The left=hander gave up a solo home run to Ian Kinsler and Victor Martinez's 2-run shot in the first inning before settling down in a 6-3 win.
"I think for the first time, this year anyways, I start overthrowing and start coming out of my shoes and things just compound after that," Sale said. "Coop (pitching coach Don Cooper) and I talked a lot this week about slowing things down, not gripping and ripping when bad things start happening. Kind of slowing it down and that's what I did today."
Sale wound up pitching 7 innings, and he allowed 3 runs on 6 hits while striking out 13. He now has 17 games with double-digit strikeouts, tying Hall of famer Ed Walsh for the franchise record.
"We got to Sale early and once they tied the game up this guy found something from within and just shut us down," Detroit's Torii Hunter said. "His slider was good today, he had the changeup working, his fastball was explosive. Sale is probably one of the best, if not the best lefties in the game. You talk about three of the best lefties, (Clayton) Kershaw, (David) Price and him. Not fun."
Bassitt loses Game 2
Chris Bassitt came up from Class AA Birmingham and made his first major-league start for the White Sox in Game 2.
With 70 family members and friends in the stands, the right-hander took the loss after allowing 5 runs on 7 hits and 4 walks in 6⅓ innings.
The Sox dropped the nightcap to the Tigers 8-4.
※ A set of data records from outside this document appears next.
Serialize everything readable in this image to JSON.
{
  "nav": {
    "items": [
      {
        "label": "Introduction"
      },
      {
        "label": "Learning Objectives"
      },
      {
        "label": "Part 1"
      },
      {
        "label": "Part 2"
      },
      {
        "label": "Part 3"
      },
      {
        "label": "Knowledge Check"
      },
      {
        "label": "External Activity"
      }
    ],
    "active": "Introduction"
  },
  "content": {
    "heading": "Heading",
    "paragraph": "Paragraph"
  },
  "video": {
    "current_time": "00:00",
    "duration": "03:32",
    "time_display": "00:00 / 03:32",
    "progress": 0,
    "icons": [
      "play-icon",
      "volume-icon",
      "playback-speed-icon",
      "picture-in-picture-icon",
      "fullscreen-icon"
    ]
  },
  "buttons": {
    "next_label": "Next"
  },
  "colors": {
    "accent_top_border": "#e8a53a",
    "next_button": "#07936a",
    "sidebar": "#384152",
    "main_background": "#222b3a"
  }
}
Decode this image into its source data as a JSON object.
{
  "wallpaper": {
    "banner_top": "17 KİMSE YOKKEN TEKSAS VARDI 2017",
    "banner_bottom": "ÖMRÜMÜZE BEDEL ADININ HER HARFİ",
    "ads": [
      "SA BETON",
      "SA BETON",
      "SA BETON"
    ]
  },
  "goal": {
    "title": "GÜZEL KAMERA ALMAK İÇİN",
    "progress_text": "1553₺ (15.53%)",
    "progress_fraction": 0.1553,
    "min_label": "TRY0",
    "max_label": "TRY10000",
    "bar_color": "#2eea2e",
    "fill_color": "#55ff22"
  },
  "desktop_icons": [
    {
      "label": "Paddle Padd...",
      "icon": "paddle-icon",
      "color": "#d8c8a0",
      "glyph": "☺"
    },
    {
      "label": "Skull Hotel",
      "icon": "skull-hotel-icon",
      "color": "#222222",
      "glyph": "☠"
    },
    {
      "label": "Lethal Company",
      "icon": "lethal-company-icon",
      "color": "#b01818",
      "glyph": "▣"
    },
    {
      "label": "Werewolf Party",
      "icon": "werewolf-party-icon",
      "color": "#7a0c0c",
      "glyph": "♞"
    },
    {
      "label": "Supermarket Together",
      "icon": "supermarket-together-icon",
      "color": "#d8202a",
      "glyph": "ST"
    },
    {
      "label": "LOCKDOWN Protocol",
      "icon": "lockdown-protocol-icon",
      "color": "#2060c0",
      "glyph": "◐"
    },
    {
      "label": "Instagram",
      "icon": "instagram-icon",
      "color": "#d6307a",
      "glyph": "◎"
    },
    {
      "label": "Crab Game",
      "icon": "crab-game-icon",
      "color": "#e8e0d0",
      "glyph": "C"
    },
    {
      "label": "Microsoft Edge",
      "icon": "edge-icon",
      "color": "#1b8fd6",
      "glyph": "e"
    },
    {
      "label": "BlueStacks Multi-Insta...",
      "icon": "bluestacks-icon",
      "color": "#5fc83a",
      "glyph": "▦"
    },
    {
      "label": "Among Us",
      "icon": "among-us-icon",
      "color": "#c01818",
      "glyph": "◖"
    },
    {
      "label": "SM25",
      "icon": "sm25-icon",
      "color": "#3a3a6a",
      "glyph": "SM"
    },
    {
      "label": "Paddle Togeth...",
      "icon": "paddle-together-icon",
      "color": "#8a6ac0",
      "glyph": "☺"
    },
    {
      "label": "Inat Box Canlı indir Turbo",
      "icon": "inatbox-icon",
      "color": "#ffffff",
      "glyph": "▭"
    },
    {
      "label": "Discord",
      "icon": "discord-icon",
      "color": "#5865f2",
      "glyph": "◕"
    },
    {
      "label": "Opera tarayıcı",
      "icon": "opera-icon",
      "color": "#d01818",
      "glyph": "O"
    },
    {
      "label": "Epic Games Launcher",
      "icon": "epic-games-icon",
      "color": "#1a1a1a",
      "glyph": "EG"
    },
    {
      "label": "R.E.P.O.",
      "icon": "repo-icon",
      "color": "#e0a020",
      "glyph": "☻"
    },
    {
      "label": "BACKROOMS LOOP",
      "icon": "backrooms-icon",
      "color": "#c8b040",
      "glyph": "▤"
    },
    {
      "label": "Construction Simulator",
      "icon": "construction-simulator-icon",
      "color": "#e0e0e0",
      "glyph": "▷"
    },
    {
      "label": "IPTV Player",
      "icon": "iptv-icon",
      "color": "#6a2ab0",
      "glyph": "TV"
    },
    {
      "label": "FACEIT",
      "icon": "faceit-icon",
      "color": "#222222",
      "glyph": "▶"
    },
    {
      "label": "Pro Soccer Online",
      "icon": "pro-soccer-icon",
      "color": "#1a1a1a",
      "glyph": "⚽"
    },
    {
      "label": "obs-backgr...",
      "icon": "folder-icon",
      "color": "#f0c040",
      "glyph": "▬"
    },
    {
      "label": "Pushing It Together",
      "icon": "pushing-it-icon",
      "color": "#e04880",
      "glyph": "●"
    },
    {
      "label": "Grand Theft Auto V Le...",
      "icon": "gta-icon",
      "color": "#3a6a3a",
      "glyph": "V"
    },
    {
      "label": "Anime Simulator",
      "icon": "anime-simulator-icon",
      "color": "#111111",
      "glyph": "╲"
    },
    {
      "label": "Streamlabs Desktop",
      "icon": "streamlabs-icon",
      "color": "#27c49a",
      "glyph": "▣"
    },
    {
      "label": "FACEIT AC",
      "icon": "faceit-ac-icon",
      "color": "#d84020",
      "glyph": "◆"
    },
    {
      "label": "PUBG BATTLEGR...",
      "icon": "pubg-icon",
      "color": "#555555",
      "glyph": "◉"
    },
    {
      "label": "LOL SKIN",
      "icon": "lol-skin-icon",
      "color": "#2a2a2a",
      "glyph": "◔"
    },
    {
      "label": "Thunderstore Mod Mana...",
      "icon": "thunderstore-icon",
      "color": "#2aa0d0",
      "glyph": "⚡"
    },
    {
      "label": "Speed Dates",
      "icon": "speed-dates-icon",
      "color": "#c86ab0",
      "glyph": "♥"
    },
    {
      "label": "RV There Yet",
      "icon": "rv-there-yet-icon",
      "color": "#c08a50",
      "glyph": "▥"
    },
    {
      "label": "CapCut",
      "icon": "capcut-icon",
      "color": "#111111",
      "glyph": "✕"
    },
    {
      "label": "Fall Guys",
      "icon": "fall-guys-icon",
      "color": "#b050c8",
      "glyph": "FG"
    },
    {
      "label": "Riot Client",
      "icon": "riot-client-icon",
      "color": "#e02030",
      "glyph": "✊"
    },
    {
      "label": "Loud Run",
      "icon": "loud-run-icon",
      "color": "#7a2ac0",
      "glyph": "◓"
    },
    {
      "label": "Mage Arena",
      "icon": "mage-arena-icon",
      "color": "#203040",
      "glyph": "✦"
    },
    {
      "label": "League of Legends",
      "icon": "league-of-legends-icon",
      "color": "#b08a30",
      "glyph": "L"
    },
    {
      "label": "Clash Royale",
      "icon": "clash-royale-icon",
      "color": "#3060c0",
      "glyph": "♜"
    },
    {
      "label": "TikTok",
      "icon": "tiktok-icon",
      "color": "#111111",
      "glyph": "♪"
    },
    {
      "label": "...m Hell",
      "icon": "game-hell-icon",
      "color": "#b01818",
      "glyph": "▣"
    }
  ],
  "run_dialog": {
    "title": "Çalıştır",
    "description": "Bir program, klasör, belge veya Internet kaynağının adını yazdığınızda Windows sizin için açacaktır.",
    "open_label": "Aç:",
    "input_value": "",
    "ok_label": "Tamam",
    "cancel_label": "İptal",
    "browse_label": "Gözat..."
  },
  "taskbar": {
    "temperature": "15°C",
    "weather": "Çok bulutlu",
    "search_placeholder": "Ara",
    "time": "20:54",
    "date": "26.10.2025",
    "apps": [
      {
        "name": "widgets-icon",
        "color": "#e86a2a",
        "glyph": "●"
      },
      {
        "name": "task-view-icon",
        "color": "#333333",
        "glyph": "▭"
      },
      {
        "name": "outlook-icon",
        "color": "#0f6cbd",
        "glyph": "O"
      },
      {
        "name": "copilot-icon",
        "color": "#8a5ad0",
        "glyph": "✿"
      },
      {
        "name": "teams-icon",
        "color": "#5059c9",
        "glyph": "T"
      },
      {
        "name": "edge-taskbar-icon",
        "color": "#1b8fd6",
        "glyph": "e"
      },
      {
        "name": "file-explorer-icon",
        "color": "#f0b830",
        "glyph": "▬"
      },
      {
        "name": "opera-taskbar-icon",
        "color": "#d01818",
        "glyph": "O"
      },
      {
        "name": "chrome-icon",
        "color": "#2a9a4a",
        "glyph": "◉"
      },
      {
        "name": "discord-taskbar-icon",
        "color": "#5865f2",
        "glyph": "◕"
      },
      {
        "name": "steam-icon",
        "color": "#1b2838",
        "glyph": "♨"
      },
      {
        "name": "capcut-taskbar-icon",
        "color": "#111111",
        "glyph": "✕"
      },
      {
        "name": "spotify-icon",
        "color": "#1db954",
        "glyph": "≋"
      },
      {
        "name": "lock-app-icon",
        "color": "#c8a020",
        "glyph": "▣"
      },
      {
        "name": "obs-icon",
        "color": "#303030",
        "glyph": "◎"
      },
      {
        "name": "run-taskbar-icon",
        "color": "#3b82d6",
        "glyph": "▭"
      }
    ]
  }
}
"You can't make mistakes here, so that's the biggest thing," Bassitt said. "Getting ahead early is definitely important. Limiting walks, you can't give anyone free baserunners in this league. I know I still have some things to work on. Not overthrow, that's another one. But I mean, we'll go from here. Nice building block."